Meat and rice: the notion of balance in your lessons

Published on 4th January, 2010 in Teaching Tips by Frances Watkins

Global-balanceLesson planning can be one of those situations where you stop seeing the wood for the trees. You can either be a slave to the coursebook, potentially neglecting to question what you do, or you get so caught up with what you do in the lesson, that you overlook those important components – the students!

I find a useful way to view my lesson plans is to take a few paces back and plan with the notion of balance at the forefront of my mind. For me, with the classes that I teach at the moment, the main balance is: input and output; ‘me time’ and ‘them time’; ‘quiet time’ and ‘noisy time’; accuracy work and fluency work; receptive versus productive, etc. I’m sure you can think of your own metaphors for these: I often perceive clarification of language – whether grammatical, discoursal or lexical – to be ‘the meat’ or the protein, whereas skills work is ‘the rice’ or the carbohydrates! This metaphor reminds us that both elements are needed for a healthy student. If you rate meat over rice in your diet, then perhaps find a more neutral pairing, such as ‘yin’ and ‘yang’. Next week we’ll look at one or two practical ways to focus on this.


  • Thank you for sending me your ideas about a
    successful lesson. Kate

    Doromby Katalin on 14 January, 2010
  • Couldn’t agree more! I’m waiting for the follow up with impatience.

    Chris on 14 January, 2010
  • Perfect metaphors! I really love it!

    Charlie on 15 January, 2010
  • Superb!

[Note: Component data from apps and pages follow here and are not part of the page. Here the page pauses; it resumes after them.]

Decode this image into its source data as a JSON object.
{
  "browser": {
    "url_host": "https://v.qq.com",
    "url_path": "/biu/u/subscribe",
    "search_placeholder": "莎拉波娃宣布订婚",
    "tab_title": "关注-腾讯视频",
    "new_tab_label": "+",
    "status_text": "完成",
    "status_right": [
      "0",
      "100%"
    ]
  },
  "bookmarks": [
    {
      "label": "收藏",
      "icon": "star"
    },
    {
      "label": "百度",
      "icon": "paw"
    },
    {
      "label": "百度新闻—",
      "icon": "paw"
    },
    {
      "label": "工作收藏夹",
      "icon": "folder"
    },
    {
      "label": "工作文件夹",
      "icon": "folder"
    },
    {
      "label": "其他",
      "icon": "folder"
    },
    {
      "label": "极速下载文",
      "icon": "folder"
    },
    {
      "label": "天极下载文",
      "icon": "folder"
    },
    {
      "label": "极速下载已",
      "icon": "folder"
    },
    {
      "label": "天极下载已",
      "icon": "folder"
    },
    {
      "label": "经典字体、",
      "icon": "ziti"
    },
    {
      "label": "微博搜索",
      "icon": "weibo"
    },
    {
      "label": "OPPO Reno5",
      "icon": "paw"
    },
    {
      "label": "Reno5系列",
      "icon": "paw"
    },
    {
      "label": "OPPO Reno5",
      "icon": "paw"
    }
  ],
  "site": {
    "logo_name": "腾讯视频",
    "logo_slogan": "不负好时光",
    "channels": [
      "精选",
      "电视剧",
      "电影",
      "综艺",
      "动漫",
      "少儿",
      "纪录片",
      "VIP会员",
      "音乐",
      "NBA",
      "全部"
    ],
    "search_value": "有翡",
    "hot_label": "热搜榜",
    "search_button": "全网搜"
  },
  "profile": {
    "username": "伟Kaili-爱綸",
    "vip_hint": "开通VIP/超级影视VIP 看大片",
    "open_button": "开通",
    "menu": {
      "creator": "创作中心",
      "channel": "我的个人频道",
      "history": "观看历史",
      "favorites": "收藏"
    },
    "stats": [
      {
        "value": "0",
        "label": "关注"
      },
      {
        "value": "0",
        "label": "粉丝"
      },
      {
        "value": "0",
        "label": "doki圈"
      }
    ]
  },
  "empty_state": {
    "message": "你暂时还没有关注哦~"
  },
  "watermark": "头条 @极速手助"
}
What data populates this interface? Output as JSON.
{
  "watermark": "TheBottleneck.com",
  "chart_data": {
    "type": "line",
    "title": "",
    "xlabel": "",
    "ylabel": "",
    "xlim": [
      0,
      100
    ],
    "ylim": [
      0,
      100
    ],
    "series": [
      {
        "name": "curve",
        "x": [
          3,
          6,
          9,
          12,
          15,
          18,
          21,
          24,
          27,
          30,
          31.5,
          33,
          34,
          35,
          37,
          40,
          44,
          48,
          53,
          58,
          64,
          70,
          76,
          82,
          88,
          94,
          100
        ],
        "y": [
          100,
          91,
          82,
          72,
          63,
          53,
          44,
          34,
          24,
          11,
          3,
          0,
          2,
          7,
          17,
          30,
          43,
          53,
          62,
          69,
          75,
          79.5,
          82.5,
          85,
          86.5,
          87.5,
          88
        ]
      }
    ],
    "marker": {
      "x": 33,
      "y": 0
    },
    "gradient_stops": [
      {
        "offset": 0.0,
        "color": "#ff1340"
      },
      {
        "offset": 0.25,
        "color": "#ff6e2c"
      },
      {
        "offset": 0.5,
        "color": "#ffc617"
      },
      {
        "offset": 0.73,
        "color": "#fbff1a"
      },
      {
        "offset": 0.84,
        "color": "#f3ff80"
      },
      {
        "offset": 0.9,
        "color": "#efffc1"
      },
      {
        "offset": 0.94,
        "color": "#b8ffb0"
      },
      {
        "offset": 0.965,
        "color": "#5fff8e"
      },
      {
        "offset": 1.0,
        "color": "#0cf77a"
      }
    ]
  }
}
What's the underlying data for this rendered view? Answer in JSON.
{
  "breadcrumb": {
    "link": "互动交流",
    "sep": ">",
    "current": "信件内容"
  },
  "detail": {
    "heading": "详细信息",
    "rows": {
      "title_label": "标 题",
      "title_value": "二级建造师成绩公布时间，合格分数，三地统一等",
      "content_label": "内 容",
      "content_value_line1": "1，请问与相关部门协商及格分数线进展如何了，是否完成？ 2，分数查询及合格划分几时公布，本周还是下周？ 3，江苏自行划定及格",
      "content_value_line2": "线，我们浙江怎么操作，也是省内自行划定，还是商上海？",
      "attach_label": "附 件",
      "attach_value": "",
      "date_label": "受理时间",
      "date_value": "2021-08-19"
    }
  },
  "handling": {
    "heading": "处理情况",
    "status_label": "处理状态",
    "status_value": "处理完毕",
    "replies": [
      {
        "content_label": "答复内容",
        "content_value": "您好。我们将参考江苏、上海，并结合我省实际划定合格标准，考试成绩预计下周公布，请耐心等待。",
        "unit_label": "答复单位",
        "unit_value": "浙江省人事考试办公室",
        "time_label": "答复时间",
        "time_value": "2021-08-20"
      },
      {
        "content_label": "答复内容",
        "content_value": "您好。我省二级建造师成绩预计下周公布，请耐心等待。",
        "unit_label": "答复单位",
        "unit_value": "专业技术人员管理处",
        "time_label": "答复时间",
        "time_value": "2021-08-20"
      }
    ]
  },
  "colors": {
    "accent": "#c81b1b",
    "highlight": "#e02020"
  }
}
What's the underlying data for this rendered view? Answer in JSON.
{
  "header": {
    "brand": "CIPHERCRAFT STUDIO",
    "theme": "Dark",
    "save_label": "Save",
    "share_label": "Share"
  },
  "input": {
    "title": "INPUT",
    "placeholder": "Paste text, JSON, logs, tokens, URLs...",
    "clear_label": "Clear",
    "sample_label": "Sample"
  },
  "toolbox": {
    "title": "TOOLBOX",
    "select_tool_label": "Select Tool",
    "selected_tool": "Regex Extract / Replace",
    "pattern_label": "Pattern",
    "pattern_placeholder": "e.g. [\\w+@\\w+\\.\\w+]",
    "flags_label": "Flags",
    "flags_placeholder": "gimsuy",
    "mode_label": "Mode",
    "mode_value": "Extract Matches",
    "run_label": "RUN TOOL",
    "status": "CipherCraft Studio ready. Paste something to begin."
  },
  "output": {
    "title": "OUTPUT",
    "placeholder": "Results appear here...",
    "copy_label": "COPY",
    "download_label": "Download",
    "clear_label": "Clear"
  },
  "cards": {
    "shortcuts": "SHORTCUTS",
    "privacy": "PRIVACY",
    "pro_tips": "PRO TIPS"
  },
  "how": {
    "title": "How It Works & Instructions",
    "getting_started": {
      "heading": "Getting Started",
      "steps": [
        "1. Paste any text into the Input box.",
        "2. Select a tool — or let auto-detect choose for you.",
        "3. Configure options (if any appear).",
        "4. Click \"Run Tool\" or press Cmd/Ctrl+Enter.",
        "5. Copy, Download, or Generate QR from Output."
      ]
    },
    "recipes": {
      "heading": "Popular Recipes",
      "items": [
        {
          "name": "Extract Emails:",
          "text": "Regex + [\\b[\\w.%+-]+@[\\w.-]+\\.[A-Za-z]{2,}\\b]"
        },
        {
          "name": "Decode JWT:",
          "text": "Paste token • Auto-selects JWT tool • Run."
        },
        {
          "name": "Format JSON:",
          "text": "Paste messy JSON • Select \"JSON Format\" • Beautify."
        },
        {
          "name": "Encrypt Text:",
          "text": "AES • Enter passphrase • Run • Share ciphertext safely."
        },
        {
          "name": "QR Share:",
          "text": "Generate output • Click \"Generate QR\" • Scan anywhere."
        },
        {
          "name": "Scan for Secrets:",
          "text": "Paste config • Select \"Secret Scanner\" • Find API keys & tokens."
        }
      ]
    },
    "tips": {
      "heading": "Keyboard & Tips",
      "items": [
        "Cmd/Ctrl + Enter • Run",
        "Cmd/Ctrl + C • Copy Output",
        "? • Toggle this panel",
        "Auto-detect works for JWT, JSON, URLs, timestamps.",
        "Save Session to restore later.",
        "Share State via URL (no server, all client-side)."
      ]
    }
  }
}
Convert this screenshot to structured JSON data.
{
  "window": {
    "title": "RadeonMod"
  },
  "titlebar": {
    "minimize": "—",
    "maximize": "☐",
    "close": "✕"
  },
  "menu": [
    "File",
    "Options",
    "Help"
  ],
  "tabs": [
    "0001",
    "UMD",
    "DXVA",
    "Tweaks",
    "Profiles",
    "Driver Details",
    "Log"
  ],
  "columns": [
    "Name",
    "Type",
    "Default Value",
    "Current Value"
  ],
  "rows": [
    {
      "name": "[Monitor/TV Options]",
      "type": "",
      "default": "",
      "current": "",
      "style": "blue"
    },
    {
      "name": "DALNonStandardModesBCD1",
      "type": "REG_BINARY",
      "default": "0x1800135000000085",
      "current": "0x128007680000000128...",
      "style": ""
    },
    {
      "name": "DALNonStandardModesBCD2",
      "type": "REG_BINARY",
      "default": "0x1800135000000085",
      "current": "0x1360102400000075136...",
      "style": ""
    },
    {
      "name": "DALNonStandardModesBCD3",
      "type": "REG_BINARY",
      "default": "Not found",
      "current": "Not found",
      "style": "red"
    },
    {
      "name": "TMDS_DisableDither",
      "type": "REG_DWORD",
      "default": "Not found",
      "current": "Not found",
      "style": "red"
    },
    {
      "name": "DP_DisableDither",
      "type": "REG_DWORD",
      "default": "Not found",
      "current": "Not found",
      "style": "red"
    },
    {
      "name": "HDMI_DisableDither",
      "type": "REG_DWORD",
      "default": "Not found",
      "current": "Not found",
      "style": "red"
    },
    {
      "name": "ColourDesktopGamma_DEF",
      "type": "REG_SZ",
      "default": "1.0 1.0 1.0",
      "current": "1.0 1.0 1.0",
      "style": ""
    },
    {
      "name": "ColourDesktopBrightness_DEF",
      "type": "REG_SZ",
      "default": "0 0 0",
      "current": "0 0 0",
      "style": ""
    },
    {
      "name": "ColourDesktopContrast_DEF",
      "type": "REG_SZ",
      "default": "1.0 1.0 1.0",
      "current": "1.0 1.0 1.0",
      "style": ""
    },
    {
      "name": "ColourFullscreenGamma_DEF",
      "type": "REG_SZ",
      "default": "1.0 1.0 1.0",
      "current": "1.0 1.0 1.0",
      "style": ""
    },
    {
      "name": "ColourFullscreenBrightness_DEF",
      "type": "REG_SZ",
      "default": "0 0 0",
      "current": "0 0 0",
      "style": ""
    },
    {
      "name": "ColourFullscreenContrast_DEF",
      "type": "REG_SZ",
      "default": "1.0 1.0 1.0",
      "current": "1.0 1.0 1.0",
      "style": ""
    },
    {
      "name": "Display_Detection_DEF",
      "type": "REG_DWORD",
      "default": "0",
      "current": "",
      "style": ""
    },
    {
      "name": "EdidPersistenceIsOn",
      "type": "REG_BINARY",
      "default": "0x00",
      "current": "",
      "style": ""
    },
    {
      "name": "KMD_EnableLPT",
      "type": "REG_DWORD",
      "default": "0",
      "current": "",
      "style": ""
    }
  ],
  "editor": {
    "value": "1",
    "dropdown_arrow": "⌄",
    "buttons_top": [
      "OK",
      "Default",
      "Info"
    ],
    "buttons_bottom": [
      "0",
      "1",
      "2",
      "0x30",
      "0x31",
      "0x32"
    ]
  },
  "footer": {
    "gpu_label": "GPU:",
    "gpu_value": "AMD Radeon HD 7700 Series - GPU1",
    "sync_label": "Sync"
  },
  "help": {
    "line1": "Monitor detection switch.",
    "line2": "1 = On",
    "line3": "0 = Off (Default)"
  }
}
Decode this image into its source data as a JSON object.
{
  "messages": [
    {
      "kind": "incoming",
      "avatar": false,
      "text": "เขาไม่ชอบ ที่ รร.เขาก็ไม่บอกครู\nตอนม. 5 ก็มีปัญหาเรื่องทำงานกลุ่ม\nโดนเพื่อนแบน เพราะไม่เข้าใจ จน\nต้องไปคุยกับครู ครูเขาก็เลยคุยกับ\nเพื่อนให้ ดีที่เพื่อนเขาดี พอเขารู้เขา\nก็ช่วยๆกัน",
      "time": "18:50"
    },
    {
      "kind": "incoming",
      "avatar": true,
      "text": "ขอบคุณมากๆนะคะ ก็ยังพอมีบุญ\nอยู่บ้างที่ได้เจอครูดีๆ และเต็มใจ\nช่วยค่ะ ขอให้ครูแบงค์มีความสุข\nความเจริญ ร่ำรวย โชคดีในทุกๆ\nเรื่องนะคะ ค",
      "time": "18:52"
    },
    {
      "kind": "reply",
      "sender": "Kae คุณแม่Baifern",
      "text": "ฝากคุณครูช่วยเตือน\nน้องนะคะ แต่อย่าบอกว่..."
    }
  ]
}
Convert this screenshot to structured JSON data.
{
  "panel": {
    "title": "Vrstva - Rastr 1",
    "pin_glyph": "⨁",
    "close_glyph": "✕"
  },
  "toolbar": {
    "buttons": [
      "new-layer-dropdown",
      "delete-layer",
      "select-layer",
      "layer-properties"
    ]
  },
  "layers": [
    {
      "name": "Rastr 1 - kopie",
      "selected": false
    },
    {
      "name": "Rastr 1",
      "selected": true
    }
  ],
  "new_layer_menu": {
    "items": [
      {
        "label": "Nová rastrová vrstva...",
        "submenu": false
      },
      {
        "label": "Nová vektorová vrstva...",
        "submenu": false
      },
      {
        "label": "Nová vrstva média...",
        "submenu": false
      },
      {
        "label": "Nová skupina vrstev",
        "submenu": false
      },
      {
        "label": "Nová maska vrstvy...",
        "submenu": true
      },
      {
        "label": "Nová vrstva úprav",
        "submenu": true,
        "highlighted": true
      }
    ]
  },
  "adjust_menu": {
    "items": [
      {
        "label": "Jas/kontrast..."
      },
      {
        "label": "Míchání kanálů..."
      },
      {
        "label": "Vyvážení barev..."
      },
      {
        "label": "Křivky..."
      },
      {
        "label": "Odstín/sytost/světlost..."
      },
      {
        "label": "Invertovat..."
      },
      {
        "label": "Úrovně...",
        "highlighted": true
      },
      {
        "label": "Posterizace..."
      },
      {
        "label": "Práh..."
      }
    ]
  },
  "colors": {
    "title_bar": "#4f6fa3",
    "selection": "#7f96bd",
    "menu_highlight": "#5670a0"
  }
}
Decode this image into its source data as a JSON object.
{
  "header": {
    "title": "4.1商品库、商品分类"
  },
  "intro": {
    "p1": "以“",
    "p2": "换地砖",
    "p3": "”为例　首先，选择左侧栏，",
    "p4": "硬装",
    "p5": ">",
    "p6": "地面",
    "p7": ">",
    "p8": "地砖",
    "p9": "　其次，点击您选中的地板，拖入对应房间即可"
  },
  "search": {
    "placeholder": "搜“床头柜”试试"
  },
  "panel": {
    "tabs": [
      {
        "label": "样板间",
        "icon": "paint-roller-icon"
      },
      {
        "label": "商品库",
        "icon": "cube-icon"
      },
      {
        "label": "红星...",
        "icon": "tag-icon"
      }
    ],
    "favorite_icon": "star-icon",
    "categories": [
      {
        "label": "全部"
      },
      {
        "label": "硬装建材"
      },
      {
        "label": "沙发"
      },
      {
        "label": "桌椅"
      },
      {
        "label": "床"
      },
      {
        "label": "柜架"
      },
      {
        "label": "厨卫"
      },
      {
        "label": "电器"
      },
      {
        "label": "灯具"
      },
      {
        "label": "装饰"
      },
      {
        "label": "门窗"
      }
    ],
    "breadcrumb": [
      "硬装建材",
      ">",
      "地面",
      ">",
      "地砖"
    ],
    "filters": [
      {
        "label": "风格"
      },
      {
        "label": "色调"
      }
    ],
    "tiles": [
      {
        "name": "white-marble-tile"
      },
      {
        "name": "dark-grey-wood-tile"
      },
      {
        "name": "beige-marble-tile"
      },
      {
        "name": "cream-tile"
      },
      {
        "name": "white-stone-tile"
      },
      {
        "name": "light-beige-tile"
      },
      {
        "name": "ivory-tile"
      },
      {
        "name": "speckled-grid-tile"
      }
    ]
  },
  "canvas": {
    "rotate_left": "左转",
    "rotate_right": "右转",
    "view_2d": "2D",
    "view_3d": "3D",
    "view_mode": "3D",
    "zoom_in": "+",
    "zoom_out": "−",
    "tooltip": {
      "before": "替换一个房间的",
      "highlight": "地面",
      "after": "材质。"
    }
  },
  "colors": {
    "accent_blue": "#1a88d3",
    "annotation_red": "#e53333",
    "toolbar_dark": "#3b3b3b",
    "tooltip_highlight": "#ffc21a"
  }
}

I’m looking forward to reading your next week tip.

    titti on 15 January, 2010
  • Glad you found the tip and metaphors useful! I’ve certainly found it helps give me a perspective on my lessons.

    Frances Watkins on 16 January, 2010
  • Great metaphor, and it is great teachers take time to reflect on what happen with our class and for this year 2010 address our classes to get healty students

    Velia Ochoa on 20 January, 2010
  • I am really glad to have a teacher like you who inspires me in teaching . I will look more about my lesson plan and also my students.
    Thanks a lot for goodness

    lersak on 21 January, 2010
  • Thanks. It´s a good reminder for teachers! Our plans should be not only “nutritious” but also “spicy”.

    Raquel Castellano on 31 January, 2010
  • Looking forward to the next one.Your metaphor is great!

    Corazon P. Zinampan on 1 February, 2010
  • Thanks for this useful section. Marvelous metaphor you’ve got there. Looking forward to the next issue.

    Corazon P. Zinampan on 1 February, 2010
  • Very true. If there is too much of one element, it can get boring for the students. But remember there should be a bridge to get them to go from one aspect to another – reading to talking; writing to listening (and responding orally); etc.

    Chaya on 2 March, 2010
  • I’ve found this extremely enlightening. Although you mention no new concepts you were able to put into words what we teachers feel: that balance in a class is of utmost importance.
    Cool 😉

    Paula on 6 March, 2010